Back in 1991/92, I met a man who had been paralyzed. He was a screenwriter, and he’d had a fall while rock climbing and suffered permanent paralysis. His name was Neal Jimenez, and he had just completed his own biographical film about his injury and recovery process .when I say completed, not only did he write his story, but he directed it too. It remains his only directorial title, and it’s still the most moving story I’ve ever seen .
Starring Eric Stoltz and Helen Hunt, The Waterdance is a brilliant piece of work/life that I can’t recommend highly enough. And you can watch it for free on Vimeo,just search for the Waterdance.
Rounding out the cast are Wesley Snipes, William Forsythe, and Elizabeth Pena, who all do an awesome job with the subject matter as well as their own fully formed characters .
I wholeheartedly believe that this film should be seen by EVERYONE on the planet, even if paralysis hasn’t touched your life, because it’s so important to understand the effort that goes into recovery, not to mention the mindset that’s required. I guarantee you’ll come away with so much respect for wheelchair users.
I’ve received positive comments regarding my seemingly endless positive attitude, and I have to tell you that this film is a big part of the reason why I knew I could get through my own paralysis. The brief time that I was able to spend as his friend was invaluable to me
Unfortunately, Neal passed away at the age of 63 of heart failure. But his life touched many. Please allow yourself to be one of the many, you won’t regret it.
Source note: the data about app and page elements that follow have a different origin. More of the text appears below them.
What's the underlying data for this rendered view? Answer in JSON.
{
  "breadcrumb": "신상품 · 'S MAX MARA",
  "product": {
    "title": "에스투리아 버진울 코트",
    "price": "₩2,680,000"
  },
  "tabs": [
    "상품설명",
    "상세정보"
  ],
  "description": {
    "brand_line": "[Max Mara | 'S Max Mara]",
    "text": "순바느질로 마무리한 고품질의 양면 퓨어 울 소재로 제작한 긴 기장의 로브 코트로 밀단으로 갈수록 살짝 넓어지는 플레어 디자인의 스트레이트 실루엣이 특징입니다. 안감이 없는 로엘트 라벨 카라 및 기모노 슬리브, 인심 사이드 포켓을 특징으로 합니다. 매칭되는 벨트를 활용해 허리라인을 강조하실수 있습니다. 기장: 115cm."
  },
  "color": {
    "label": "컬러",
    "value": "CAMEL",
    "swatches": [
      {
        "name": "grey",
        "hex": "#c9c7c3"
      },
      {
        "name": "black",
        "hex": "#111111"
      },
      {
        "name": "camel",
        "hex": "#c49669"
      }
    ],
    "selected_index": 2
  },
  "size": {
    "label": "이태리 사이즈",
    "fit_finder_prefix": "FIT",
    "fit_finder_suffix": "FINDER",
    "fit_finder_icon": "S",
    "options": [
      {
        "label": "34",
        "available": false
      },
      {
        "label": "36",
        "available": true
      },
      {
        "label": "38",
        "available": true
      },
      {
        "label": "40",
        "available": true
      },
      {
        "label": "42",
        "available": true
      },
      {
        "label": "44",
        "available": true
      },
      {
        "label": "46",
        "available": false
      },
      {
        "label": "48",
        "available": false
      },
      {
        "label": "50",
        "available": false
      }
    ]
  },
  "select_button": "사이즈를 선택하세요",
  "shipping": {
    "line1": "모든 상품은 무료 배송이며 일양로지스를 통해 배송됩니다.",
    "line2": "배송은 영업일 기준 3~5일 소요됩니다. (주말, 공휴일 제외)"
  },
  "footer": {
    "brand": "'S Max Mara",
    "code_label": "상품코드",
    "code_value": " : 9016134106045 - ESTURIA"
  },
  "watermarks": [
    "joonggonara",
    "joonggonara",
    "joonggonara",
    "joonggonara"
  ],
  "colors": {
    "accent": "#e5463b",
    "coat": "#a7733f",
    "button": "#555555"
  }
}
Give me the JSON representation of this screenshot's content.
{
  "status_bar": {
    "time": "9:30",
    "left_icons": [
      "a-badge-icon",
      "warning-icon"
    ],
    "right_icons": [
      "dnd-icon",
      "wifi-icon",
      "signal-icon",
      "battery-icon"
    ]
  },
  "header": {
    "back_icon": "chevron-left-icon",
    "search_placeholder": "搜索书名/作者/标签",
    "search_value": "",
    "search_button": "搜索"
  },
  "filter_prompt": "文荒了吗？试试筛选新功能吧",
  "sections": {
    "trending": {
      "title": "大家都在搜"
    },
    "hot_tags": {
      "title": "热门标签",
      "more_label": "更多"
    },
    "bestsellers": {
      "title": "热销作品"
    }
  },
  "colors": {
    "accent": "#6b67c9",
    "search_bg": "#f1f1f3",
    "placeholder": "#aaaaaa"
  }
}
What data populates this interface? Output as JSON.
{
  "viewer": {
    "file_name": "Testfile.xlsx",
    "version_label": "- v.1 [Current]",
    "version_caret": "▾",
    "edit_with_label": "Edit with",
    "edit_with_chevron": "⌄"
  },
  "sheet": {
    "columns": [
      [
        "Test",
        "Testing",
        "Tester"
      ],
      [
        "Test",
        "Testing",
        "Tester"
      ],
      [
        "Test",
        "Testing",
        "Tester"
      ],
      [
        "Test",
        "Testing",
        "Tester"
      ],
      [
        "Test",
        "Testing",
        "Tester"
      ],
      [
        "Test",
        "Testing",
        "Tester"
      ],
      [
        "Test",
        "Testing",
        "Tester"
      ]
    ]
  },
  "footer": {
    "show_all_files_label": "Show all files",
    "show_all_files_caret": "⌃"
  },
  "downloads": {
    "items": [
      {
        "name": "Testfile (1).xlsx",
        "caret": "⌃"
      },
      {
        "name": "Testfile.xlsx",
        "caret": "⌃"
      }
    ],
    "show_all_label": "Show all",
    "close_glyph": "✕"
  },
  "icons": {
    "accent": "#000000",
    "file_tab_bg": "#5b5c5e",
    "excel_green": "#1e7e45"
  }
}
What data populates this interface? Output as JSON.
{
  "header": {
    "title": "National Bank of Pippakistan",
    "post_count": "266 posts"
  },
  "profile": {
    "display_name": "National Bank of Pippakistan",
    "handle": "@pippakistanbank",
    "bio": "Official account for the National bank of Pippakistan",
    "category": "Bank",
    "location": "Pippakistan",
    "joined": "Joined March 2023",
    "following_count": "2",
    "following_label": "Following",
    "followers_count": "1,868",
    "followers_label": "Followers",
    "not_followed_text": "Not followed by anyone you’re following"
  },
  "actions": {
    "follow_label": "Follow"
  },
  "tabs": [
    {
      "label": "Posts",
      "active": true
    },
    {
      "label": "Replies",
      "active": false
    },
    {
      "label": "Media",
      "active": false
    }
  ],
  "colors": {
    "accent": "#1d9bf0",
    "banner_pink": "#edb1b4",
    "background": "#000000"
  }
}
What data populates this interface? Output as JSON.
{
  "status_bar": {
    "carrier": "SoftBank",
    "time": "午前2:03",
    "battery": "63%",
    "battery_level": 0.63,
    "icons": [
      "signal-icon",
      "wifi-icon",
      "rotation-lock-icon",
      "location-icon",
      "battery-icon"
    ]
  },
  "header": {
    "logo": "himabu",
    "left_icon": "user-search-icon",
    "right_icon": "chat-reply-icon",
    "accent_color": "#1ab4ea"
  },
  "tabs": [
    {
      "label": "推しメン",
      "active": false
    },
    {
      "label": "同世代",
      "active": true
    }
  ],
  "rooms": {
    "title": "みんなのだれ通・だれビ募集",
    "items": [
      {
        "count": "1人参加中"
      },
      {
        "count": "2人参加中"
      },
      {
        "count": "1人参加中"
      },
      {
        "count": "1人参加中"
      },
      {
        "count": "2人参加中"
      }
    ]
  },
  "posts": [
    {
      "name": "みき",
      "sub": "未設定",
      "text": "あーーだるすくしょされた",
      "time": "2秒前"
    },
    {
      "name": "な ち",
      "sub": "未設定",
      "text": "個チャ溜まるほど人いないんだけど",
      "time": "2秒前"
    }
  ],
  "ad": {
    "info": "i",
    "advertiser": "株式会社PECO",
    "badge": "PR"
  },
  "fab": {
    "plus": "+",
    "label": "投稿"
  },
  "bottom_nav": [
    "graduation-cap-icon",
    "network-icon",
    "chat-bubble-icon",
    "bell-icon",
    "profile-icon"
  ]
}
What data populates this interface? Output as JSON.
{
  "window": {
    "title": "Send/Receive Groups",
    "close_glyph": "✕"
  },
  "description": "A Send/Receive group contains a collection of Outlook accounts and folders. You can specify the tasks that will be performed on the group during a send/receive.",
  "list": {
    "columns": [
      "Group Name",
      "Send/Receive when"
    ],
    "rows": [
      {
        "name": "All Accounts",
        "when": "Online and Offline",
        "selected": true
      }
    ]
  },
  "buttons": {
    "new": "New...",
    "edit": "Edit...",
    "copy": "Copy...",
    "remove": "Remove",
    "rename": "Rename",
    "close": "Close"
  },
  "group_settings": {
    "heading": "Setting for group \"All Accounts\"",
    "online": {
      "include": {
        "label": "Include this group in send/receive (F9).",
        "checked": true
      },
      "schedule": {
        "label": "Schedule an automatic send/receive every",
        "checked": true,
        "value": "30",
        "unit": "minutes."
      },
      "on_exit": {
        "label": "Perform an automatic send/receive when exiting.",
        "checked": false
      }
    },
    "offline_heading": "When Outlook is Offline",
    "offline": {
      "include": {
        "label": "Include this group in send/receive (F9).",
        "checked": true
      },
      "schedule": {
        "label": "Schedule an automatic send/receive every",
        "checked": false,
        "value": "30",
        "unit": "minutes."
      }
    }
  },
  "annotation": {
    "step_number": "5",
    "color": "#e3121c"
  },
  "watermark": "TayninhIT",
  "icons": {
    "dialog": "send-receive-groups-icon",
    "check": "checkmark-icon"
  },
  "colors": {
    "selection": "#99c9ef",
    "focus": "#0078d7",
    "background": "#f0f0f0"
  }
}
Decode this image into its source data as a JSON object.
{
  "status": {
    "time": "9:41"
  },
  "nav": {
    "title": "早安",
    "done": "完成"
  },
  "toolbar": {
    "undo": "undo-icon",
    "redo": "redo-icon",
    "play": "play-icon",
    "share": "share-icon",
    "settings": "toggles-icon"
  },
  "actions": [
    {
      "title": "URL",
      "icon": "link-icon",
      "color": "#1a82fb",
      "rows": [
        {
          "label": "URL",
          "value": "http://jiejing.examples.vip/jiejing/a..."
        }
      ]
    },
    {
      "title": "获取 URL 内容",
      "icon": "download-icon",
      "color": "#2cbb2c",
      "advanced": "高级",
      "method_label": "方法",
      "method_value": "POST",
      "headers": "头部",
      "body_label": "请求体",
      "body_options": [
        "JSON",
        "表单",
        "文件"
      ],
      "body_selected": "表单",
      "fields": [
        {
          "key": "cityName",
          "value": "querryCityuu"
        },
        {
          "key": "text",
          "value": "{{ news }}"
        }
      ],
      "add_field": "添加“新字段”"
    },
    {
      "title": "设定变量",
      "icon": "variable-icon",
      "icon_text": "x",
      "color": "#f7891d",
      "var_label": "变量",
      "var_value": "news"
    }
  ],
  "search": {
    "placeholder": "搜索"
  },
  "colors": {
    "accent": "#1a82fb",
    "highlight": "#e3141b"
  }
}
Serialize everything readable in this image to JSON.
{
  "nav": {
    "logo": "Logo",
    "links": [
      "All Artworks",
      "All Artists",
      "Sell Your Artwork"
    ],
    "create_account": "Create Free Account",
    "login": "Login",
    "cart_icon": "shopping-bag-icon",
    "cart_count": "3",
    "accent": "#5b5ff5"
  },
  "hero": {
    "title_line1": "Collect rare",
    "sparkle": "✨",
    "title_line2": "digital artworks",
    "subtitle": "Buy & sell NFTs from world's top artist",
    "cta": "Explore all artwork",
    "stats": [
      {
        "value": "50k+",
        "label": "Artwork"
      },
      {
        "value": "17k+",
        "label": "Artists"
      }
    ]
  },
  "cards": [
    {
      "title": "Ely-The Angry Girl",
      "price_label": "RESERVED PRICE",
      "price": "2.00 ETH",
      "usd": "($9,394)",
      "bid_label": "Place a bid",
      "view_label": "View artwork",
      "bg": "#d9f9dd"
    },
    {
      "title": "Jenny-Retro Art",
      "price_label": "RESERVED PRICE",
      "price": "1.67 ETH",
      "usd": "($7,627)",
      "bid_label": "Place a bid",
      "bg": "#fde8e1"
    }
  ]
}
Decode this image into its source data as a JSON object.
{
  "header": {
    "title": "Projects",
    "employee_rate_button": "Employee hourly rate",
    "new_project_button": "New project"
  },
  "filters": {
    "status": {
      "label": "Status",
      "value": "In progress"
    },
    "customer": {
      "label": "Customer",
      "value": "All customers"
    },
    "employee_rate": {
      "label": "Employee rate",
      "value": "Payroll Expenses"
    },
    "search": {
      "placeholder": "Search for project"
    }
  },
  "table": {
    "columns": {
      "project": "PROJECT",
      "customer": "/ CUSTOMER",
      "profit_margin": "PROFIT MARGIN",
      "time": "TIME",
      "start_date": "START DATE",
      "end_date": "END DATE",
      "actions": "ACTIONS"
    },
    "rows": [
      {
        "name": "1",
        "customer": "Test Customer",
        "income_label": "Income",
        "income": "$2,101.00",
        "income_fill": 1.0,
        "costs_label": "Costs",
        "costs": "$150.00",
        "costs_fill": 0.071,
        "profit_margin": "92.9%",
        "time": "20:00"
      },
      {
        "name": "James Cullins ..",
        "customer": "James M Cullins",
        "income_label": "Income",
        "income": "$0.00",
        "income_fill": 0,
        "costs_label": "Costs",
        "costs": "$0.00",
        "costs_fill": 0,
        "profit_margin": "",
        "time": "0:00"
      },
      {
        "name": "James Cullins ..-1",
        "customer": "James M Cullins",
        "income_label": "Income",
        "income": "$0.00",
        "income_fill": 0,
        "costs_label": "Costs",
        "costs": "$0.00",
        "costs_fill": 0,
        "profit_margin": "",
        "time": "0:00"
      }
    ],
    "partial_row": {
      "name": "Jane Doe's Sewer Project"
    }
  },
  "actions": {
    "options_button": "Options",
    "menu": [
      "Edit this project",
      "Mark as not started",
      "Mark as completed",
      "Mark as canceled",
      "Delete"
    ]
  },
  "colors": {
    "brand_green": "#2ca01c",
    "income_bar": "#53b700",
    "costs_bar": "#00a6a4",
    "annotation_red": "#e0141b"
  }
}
So download the Vimeo app and search for The Waterdance and enjoy career making performances and the best inspirational autobiographical film that I’ve ever seen for free!